A Colorado sheriff’s office has given one of its deputies a medal after he fatally shot a man who mistakenly tried to get into the wrong car while picking his brother up from a local middle school.
Charles McWhorter earned the Pueblo county sheriff’s office’s purple heart award for purportedly enduring injuries to his nose, forefinger, back, knee and neck as he shot Richard Ward three times at close range and killed him on 22 February 2022. McWhorter received the purple heart medal during a sheriff’s office award ceremony on 17 February, four days before Ward’s family filed a wrongful death lawsuit in federal court against him and his agency.
A spokesperson for the sheriff’s office confirmed to the local Pueblo Chieftain newspaper that McWhorter’s purple heart honored his actions on the day he shot the 32-year-old Ward to death. The spokesperson then reportedly told the Chieftain that the sheriff, David Lucero, would not discuss the decision to honor McWhorter because of the pending litigation.
Meanwhile, in statements obtained by the Washington Post, Ward’s mother and the attorney representing his family expressed outrage at the slain man’s treatment by the Pueblo sheriff’s office.
“This was nothing short of state-sanctioned murder of a citizen who should not have been arrested, let alone killed in broad daylight,” the Ward family’s attorney, Darold Killmer, said in a statement.
A statement attributed to Ward’s mother, Kristy Ward Stamp, added: “My heart is broken. I have no words to explain this to Richard’s little brother. Our family has been ripped apart.”
On the day he was killed, Ward accompanied his mother and her boyfriend to pick up his younger brother from a local middle school. Ward took a walk as they waited and – after getting back – opened the door of another car that looked like his mother’s.
Ward had realized his mistake, had apologized to the driver and had gone back to his mother’s car when deputies including McWhorter showed up to investigate a call about a suspicious person in the area.
McWhorter approached Ward, who – while being questioned – said he was uncomfortable around law enforcement officers because he claimed some had used excessive force against him, according to deputy body camera footage that Killmer’s office released.

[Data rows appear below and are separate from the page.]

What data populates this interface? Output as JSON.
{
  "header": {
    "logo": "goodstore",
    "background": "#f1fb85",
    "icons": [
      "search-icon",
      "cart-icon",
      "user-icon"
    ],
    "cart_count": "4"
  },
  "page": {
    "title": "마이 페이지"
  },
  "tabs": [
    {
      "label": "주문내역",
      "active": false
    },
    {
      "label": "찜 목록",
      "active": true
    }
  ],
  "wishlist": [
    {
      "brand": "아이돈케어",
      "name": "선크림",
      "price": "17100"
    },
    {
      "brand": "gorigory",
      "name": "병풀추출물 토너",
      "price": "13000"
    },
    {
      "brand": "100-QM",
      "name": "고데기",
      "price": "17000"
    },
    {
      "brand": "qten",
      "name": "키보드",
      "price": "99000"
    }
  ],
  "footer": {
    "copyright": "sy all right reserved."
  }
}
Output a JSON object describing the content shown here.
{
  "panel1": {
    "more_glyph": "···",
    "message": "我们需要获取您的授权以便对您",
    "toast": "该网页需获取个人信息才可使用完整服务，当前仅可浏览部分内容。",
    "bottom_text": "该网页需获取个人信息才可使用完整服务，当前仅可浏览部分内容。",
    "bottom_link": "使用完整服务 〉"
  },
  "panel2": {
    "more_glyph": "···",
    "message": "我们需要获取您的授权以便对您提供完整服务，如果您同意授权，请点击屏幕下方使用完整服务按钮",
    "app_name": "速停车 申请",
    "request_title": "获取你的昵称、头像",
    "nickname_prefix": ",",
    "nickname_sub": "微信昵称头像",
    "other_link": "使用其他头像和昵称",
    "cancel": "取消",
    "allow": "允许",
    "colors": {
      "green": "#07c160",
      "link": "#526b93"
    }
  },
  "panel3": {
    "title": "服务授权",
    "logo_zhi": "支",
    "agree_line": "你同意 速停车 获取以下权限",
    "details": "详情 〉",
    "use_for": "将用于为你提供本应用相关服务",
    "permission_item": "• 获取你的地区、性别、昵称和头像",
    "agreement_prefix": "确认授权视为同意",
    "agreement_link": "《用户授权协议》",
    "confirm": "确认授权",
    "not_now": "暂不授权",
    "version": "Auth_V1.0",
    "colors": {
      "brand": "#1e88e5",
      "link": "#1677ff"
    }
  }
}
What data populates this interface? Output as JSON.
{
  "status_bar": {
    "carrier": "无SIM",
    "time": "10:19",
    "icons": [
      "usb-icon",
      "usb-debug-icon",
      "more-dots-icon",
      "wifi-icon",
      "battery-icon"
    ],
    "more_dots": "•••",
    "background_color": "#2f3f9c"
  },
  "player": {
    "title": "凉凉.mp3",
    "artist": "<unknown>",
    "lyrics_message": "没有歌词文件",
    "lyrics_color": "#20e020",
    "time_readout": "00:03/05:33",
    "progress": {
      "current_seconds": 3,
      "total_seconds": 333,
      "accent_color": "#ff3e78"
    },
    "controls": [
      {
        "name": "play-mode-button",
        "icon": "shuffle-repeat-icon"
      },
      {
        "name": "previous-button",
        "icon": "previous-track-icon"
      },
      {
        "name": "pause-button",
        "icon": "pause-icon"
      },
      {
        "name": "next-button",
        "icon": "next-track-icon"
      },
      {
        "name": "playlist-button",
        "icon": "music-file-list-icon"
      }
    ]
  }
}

Ward also explained what happened when he opened the wrong car’s door, and he emptied his pockets when McWhorter asked him for his identification. He also said he might have a pocketknife on him, though it turned out he didn’t have any weapons at all.
Then, he took out a prescription anti-anxiety pill and put it in his mouth and the tone of the encounter changed palpably.
McWhorter asked Ward, “What did you just stick in your mouth?” Then, without letting Ward answer, McWhorter wrestled Ward out of the car and threw him on the ground.
“It was a pill!” Ward said. After a struggle of a few seconds that drew in another deputy, three muffled gunshots erupted, according to the video. McWhorter had shot Ward in the chest at point-blank range, the wrongful death lawsuit filed against the deputy asserts.
“Is my son shot?” Stamp yelled from the car, the video shows. “He doesn’t have a weapon!”
Ward was pronounced dead at the scene. McWhorter later claimed that he feared Ward was trying to reach for his gun. And local prosecutors ultimately deemed McWhorter’s killing of Ward as justified.
It was not clear Saturday how long it might take the Ward family’s lawsuit to be resolved. The suit demands damages, alleging that Ward was wrongfully subjected to excessive force, among other contentions.
McWhorter’s purple heart was at least the second time his agency had honored him for shooting a man.
In 2018, he received the office’s medal of valor award – the highest decoration of bravery available to US public safety officers – after he shot a robbery suspect 10 times the previous year. The suspect had allegedly pointed a gun at McWhorter and another deputy, who shot the accused robber twice, was also given a medal of valor.
The Chieftain reported that the sheriff’s office’s website is no longer listing McWhorter as a recipient of the award after the agency spokesperson said the deputy had been receiving “targeted threats”. The spokesperson didn’t elaborate, according to the Chieftain.